What does that mean?
That was my response to the doctor who just delivered some of the most confusing, unexpected news I have ever received on July 6, 2015.
“Your baby tested positive for trisomy 21, which means you have a 99.9 percent chance of having a baby with Down syndrome.”
Surely this cannot be true. What are you talking about? This would never happen to me.
“We can discuss your options.” Options? I have options? Then do whatever you have to do to make this not true. I want that option.
I stumbled out of the doctor’s office that day knowing my world had been changed forever.
I told my husband that night about the news I received, and together the shock rocked our souls. We laid in bed that night staring at the ceiling, holding hands, sometimes crying, sometimes talking but definitely not sleeping. We just wanted out of this nightmare and for the sun to come up with this all gone.
He went to work the next day. I don’t know how. I headed to a friend’s house and paced around her kitchen without stopping. I was rocking in the fetal position standing up for the entire day. I didn’t know what I was going to do, but I was not going to do this. I was not going to be a mom to a child with Down syndrome. I couldn’t. My life was perfect and this child was going to be imperfect. I envisioned myself hostage to this child and that my life was over. I can’t do this, I can’t do this! That’s all I knew and felt right then.

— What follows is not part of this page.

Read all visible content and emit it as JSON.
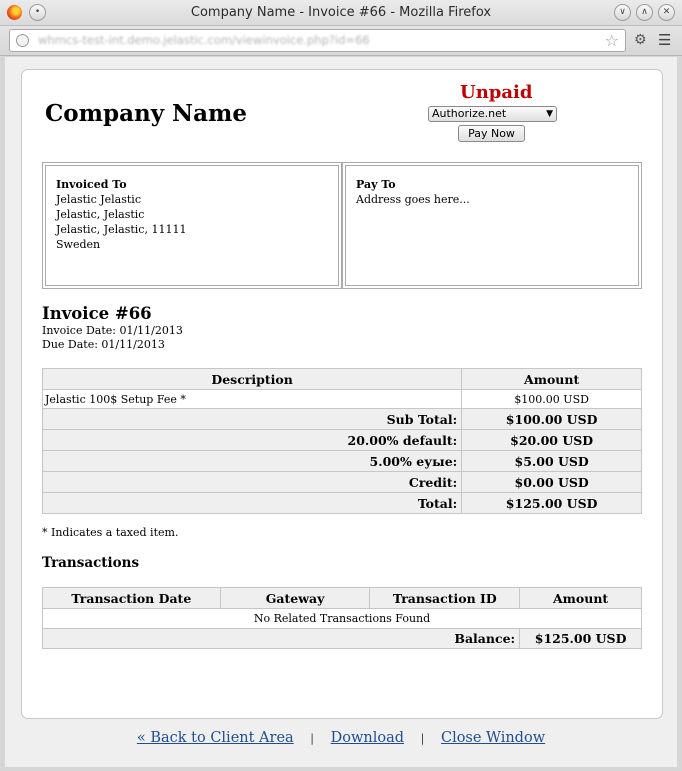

Trauma. That’s what we were experiencing. An emergency visit to our counselor and pastoral friend confirmed that. I don’t think of trauma like this, but he was right. That first 24 hours was complete mental chaos; we were traumatized by this news. Looking back I cannot believe how much I lost control of my emotions and mental stability in those first days after hearing the news.
As the days went by, the reality sunk in and the emotions settled down. As the diagnosis was confirmed, the research began. I realized how uneducated I was on the subject and how much there was out there to learn. A lot of times the Internet can be a bad place to search for answers, but in this case, the Internet was such a blessing to my new reality. I learned the stories of so many other mothers who received the news as I did or found out their news in the hours after their baby’s birth. They felt the same fear and frustration and confusion I did. But they all, every last one of them, said that they wish they could’ve seen into the future and known then what they know now. It’s going to be OK. More than OK.
It’s going to be OK, it’s going to be OK. That’s what they all say. That’s what I keep telling myself. Sometimes I believe it, but most of the time I’m still convincing myself this is what’s true.
Three months later, I don’t believe anymore that I’m going to be held hostage by this child or that my life is over. I’m also fully aware that my life is far from perfect and that every child is imperfect. But I’m scared and restless as I wait for the unknown. I definitely don’t feel prepared or qualified to be the mom of a child with special needs.
But what I do know is that I’m going to love this child with every ounce of my being. And I’m going to hug him and kiss him every chance I get. And I’m going to help him pursue his dreams and watch him go places and experience things just like I’ll do for my other children. I’m going to encourage him and give him any wisdom I can. And most importantly I’m going to teach him that God loves him. I will be the best mom I know how to be.
But most of all, I’m going to be brave. I’m going to be brave for him. I’m going to be brave for him because he needs me to be brave for him. All our kids need their moms to be brave for them so they can be brave in this ugly and scary world.
My son, Cody, is going to make his celebrated arrival soon, and all I know is I’m ready to be his brave mama.
Follow this journey on Growing With Cody.